With his former role as Chair of South Africa's Truth and Reconciliation Commission, Desmond Tutu is perhaps better qualified than most to comment - "Forgiveness doesn't mean pretending things aren't as they really are.  Forgiveness is a recognition that there is a ghastliness that has happened.  Forgiveness doesn't mean trying to paper over the cracks.  Forgiveness means that both the wronged and the culprits of those wrongs acknowledge that something happened.  There is necessarily a measure of confrontation.  People sometimes think that you shouldn't be abrasive.  But sometimes you have to be to make people acknowledge that they have done something wrong" - "God Is Not a Christian" (Rider, 2011), p. 38.

Forgiveness isn't about making things nice.  But it is about getting on with things as they are.

Monday, 26 August 2013


Desmond Tutu writes about the African concept of "ubuntu" in "God Is Not a Christian"(Rider, 2011).  Ubuntu is a concept of sharing and caring,  A bit like the Hebrew word "shalom", most often translated as peace, it is not easily translated into English.  It is a call to community that certainly fits with a Christian perspective.
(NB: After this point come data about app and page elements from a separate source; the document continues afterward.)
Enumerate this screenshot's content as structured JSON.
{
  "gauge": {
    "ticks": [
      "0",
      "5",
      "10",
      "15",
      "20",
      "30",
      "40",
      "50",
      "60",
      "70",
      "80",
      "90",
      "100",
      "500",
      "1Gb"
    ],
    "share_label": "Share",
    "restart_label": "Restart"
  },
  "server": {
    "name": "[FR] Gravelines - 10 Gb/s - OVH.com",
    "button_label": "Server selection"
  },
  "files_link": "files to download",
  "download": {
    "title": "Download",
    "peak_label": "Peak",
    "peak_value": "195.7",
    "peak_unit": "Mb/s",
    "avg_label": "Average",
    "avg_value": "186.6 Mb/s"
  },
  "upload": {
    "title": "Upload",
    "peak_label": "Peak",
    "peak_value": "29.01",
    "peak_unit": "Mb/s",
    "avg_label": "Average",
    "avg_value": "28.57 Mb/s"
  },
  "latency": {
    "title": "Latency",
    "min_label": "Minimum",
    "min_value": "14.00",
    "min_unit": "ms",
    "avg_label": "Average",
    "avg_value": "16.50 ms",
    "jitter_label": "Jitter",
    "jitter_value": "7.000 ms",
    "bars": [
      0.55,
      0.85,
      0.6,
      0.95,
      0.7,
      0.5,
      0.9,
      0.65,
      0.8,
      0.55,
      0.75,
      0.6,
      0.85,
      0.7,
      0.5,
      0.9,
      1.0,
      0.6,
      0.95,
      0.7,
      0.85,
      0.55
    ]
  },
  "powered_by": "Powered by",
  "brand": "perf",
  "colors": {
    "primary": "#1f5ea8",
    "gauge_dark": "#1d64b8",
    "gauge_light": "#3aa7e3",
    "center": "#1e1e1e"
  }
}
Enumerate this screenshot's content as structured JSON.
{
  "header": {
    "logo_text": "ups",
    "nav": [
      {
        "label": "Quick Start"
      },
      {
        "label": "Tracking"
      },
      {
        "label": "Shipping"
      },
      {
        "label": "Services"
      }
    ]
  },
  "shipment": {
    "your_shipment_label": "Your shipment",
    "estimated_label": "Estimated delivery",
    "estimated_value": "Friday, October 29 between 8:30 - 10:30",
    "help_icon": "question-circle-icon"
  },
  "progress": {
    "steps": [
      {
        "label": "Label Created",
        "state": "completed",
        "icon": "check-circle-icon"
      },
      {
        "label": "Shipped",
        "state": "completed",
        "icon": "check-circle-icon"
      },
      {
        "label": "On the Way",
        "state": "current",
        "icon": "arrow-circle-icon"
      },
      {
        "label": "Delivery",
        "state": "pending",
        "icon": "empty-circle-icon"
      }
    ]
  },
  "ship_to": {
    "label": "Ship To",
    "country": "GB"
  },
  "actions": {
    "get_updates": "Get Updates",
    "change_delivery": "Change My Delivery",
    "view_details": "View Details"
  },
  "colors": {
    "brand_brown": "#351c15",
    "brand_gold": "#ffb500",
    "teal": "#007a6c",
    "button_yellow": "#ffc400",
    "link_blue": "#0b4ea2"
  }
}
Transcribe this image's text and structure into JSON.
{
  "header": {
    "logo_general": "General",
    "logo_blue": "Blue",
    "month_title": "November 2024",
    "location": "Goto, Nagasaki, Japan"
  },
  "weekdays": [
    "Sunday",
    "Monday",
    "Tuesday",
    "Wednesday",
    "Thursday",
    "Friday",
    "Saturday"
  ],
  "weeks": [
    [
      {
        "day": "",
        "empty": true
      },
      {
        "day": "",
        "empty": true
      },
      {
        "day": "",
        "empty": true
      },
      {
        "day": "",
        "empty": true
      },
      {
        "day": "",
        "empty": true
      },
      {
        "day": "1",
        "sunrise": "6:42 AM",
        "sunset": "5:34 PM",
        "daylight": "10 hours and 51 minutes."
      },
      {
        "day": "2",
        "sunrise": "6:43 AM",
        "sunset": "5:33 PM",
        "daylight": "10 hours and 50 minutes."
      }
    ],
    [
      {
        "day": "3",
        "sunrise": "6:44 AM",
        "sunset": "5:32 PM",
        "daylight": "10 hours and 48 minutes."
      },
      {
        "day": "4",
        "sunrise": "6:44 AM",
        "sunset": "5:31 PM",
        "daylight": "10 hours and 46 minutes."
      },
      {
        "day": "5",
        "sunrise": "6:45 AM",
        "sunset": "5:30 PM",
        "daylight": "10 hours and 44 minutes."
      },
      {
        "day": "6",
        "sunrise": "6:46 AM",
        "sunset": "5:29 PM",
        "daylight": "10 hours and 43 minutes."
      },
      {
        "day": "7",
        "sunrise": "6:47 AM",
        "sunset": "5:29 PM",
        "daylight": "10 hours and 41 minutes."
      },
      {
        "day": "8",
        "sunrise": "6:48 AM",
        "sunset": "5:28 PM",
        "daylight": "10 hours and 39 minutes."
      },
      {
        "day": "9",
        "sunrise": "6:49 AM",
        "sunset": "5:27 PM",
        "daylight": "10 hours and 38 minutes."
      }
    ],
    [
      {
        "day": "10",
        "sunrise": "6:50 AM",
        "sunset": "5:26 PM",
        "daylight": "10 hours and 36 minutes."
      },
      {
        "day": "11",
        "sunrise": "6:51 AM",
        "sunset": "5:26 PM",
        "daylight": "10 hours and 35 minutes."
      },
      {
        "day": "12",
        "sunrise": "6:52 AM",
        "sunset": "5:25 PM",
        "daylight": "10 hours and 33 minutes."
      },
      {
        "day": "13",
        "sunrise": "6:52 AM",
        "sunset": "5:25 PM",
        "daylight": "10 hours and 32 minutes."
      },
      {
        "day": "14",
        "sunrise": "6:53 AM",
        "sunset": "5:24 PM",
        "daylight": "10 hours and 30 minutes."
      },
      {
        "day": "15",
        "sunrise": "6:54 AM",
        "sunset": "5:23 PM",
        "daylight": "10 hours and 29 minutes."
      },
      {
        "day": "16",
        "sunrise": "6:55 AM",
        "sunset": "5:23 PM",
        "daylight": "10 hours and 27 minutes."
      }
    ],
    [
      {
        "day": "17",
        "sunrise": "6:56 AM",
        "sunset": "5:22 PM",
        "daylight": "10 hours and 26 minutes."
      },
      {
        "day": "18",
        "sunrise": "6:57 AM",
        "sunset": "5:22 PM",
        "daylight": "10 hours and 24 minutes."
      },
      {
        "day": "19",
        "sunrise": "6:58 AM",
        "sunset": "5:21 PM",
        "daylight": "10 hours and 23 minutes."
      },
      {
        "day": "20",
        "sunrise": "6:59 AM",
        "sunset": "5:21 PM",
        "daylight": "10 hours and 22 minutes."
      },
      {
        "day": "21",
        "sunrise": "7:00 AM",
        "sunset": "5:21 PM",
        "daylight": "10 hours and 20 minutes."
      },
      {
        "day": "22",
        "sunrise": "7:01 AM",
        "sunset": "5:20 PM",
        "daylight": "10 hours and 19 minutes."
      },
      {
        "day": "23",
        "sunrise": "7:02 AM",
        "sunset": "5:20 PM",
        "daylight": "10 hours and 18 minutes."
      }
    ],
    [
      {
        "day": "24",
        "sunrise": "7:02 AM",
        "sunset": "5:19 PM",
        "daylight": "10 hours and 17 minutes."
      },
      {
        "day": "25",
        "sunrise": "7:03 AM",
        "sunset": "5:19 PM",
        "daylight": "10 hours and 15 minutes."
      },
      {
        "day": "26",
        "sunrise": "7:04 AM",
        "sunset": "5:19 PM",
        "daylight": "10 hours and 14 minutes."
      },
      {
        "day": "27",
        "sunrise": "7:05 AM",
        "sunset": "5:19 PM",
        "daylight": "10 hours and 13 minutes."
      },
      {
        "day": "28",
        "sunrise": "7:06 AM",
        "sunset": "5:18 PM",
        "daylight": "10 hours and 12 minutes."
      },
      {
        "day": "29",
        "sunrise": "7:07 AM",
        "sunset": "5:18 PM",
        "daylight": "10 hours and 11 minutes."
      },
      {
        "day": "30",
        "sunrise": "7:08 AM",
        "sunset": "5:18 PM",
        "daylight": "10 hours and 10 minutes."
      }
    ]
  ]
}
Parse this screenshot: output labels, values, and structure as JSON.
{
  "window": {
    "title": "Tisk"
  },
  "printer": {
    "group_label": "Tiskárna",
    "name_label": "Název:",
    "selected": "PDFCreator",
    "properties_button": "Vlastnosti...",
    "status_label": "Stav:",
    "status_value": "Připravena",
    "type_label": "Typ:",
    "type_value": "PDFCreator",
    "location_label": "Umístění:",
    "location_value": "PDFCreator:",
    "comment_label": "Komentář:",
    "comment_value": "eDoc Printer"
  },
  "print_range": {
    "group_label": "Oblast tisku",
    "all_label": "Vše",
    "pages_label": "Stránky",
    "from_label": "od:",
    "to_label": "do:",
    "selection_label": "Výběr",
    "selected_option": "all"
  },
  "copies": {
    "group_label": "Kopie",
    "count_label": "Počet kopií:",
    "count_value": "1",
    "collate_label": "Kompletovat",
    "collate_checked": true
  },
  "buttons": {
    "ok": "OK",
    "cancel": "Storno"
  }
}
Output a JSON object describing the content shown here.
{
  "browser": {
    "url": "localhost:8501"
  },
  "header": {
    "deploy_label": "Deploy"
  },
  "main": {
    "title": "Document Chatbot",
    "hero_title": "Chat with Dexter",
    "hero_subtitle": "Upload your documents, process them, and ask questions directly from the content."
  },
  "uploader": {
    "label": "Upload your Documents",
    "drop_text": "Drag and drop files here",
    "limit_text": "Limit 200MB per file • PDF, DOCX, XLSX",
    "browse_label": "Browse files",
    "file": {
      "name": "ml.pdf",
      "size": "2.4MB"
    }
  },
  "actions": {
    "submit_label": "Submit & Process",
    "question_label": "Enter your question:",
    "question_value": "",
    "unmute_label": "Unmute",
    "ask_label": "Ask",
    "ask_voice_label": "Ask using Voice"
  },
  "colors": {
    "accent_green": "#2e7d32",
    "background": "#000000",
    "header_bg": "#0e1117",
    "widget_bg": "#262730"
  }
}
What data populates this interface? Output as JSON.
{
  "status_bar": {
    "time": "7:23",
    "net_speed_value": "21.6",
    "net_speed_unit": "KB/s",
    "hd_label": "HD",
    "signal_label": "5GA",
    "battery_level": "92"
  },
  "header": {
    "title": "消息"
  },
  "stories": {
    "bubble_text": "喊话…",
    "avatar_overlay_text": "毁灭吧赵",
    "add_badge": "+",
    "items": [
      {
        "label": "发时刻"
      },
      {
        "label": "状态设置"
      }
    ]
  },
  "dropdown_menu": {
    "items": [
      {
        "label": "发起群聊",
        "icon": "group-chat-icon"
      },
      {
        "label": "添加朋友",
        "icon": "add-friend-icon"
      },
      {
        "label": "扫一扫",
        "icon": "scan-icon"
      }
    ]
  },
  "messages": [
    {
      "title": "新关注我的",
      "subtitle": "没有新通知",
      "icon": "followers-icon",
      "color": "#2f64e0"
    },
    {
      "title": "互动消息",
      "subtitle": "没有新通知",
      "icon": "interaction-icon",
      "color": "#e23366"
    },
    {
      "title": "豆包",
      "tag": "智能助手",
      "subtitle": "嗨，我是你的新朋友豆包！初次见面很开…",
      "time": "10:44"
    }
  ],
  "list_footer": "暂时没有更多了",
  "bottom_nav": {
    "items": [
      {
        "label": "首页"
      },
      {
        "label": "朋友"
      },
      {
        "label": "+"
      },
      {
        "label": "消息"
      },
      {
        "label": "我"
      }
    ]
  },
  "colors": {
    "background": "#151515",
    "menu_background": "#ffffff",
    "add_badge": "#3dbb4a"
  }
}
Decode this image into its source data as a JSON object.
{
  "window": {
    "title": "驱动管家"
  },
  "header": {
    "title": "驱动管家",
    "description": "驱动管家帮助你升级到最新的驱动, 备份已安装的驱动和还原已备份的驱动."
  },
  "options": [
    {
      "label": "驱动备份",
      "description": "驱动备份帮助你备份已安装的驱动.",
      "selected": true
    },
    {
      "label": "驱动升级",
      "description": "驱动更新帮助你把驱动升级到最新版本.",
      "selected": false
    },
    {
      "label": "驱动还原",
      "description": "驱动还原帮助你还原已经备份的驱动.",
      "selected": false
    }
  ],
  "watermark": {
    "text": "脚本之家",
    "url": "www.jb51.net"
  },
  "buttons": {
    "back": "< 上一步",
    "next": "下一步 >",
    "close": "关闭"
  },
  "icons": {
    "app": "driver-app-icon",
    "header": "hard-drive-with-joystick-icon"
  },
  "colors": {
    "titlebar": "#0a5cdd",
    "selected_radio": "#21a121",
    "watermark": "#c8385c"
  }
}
Tutu writes: "I have gifts that you don't have, and you have gifts that I don't have.  We are different in order to know our need of each other.  To be human is to be dependent.  Ubuntu speaks of spiritual attributes such as generosity, hospitality, compassion, caring, sharing.  You could be affluent in material possessions but still be without ubuntu.  This concept speaks of how people are more important than things, than profits, than material possessions.  It speaks about the intrinsic worth of persons as not dependent on extraneous things such as status, race, creed, gender, or achievement" (p. 22).

There's a lot to think about there and, for most of us, a lot to learn.